**MATERIAL PROVIDED:**
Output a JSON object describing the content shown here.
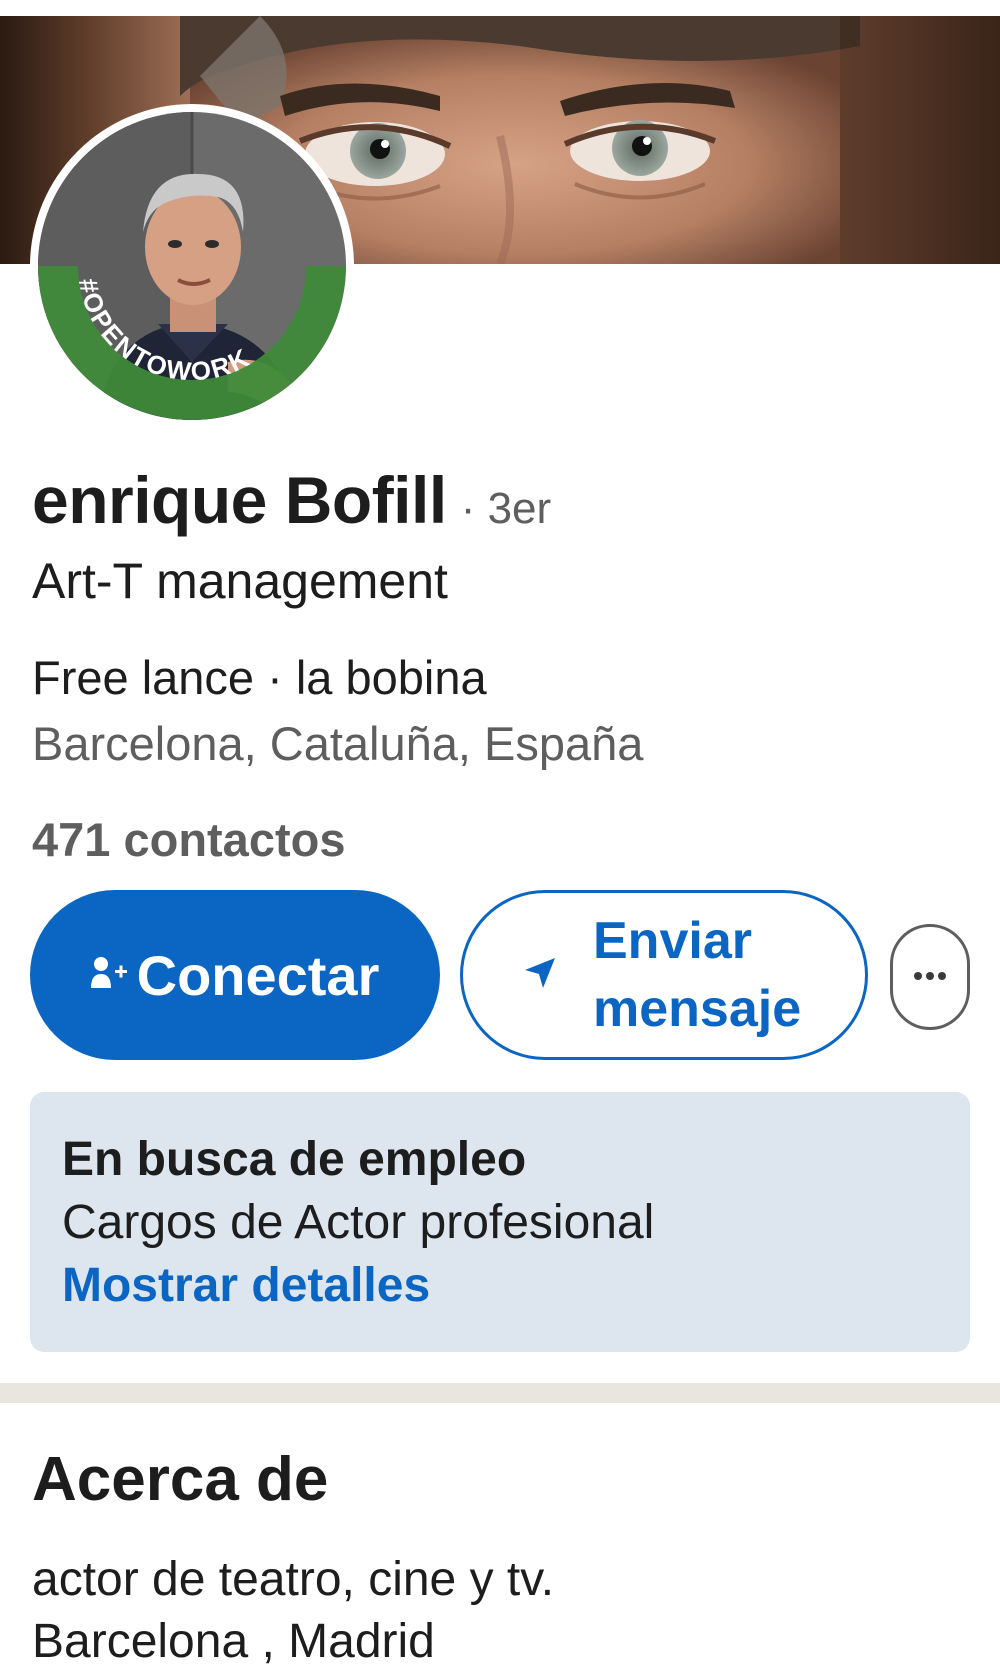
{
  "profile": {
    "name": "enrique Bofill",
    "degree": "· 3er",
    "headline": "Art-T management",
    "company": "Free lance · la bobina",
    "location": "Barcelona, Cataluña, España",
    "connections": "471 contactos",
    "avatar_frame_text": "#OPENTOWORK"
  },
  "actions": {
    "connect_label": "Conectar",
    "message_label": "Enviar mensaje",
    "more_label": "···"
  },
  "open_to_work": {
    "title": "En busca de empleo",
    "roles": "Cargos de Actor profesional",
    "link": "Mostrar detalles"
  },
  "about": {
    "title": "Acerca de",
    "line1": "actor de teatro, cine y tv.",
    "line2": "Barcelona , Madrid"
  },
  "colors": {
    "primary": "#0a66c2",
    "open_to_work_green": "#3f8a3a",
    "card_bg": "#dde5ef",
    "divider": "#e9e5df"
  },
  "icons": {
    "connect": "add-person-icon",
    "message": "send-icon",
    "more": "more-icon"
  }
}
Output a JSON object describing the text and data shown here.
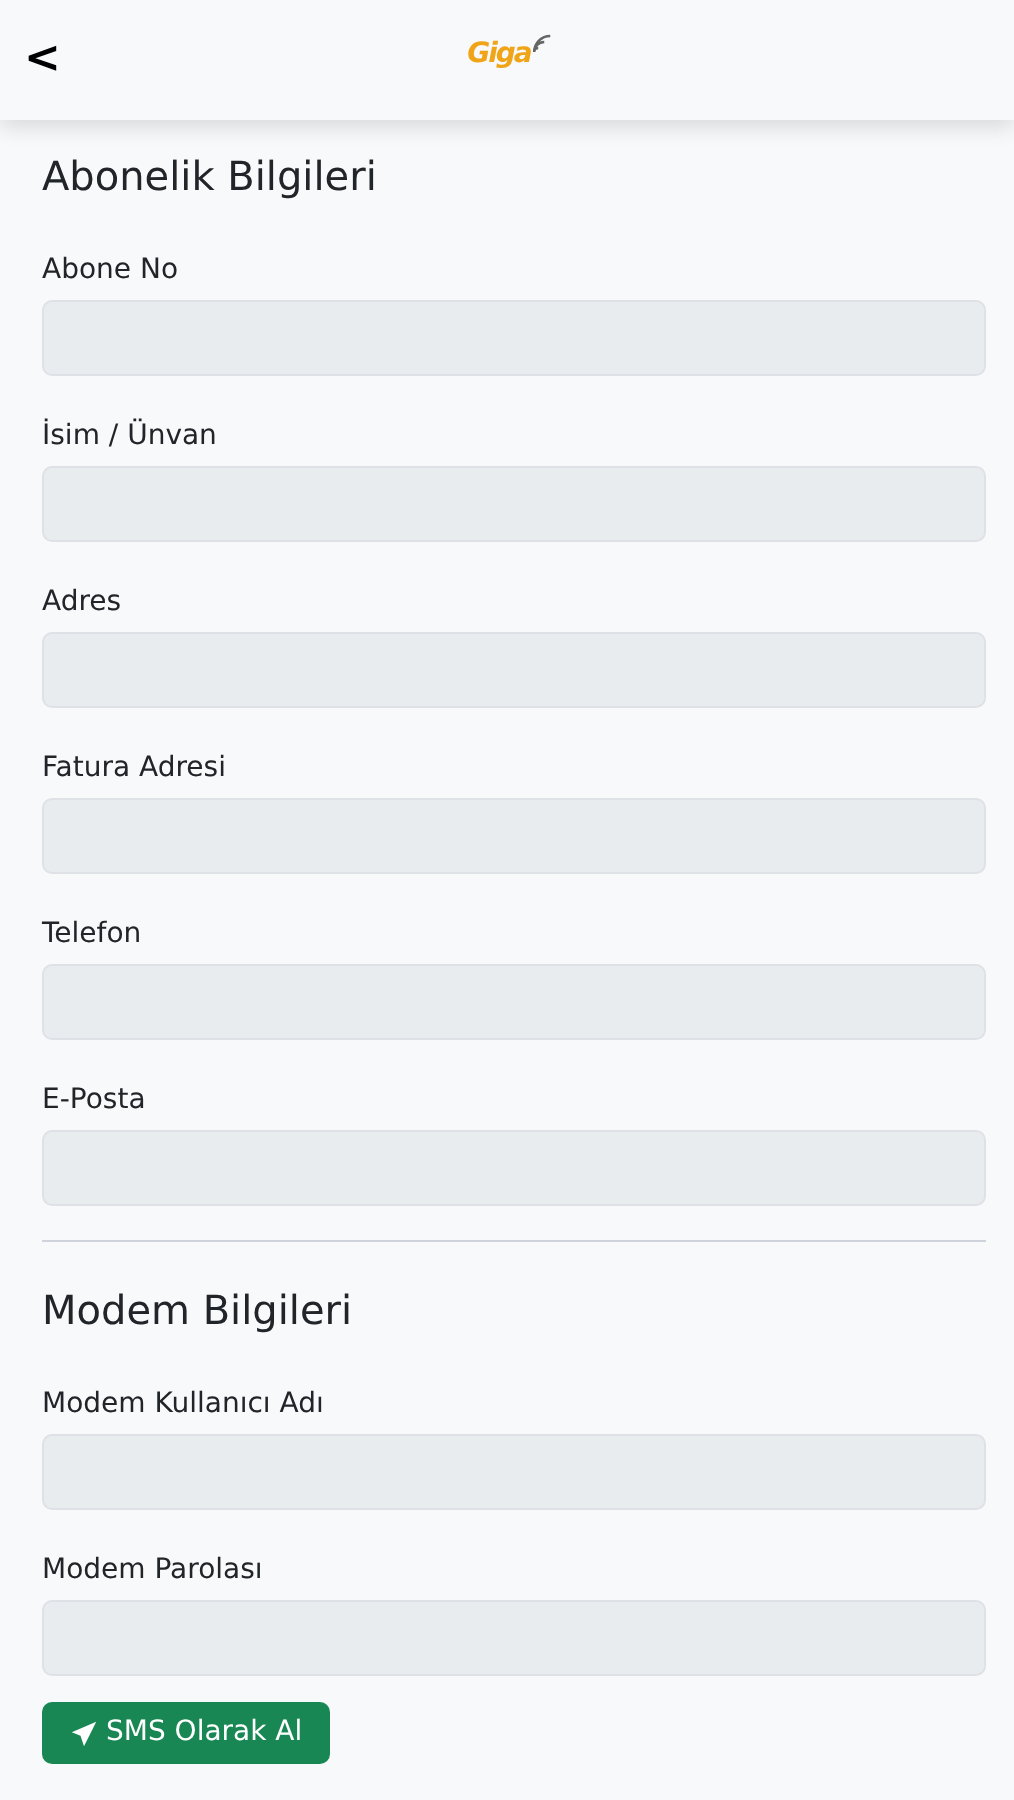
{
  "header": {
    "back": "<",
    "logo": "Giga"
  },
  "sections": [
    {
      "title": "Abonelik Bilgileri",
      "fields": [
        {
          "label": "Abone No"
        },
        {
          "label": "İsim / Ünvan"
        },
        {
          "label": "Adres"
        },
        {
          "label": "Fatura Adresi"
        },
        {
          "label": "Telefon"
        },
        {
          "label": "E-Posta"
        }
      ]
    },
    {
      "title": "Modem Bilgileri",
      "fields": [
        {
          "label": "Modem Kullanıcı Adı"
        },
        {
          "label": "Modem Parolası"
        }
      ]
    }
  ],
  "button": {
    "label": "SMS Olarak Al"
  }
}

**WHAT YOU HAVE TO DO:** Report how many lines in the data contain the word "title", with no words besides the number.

**ANSWER TO THE PROBLEM:** 4